All lines from the entries below that contain the string "Sets" should be copied out.

++++++++

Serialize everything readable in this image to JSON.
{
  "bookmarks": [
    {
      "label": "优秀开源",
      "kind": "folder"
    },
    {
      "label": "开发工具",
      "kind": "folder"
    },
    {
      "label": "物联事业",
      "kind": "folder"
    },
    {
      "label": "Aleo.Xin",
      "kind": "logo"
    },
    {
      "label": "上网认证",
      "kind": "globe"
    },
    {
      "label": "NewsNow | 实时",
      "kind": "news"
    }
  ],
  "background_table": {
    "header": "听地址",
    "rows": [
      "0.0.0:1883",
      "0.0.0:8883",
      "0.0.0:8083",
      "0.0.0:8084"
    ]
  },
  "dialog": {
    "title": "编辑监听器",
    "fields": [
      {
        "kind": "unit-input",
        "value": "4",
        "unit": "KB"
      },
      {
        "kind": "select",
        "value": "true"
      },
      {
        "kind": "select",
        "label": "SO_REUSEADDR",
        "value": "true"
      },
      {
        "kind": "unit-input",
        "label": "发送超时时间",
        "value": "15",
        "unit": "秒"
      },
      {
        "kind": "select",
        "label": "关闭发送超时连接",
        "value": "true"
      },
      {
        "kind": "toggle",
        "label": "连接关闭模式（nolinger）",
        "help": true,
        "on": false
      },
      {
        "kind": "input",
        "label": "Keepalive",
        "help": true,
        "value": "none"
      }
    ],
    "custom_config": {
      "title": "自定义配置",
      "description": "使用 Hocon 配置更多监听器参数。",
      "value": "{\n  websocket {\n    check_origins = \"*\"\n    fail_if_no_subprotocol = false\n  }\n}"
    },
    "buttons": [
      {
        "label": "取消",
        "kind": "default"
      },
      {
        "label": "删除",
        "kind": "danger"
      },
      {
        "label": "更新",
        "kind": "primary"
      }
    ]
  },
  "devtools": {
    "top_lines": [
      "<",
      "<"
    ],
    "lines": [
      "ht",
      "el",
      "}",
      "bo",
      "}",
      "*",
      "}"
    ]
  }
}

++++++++

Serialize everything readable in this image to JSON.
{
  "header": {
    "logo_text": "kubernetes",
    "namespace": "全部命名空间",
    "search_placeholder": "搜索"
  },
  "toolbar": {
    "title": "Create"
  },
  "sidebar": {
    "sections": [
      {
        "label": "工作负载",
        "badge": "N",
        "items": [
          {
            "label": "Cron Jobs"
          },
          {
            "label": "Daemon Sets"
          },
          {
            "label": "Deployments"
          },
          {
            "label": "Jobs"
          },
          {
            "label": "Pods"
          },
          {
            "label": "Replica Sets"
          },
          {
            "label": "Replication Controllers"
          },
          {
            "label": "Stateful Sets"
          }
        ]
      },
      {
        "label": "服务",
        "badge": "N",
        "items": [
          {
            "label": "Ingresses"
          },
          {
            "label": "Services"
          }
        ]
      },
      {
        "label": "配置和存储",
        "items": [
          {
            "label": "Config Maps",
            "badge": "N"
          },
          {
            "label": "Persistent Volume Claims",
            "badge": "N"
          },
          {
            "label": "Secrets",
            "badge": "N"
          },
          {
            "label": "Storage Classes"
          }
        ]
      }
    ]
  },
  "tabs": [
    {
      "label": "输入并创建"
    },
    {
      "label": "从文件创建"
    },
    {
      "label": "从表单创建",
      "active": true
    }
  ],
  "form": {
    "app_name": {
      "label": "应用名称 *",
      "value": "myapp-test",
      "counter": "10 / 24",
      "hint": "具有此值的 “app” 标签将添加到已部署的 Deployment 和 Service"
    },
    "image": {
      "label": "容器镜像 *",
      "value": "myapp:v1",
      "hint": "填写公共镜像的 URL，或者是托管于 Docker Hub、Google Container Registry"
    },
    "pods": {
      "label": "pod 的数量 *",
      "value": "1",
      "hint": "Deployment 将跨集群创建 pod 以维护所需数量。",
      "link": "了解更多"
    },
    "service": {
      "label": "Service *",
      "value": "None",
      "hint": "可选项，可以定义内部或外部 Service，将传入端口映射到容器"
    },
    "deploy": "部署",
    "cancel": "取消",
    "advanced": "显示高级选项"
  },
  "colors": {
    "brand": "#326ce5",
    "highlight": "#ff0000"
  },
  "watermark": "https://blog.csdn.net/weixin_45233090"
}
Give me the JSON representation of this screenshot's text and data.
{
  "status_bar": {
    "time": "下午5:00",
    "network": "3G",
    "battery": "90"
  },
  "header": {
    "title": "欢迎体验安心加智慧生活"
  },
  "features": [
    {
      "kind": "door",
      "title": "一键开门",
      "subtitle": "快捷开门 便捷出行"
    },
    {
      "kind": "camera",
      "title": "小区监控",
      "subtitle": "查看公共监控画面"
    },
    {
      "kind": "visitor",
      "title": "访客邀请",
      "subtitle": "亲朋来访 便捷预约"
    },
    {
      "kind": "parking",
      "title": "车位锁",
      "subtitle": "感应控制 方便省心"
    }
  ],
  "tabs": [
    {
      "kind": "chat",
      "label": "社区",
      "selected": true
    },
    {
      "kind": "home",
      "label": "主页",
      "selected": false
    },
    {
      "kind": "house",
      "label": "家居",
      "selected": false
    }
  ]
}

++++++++

● **Answer section**:
            "label": "Daemon Sets"
            "label": "Replica Sets"
            "label": "Stateful Sets"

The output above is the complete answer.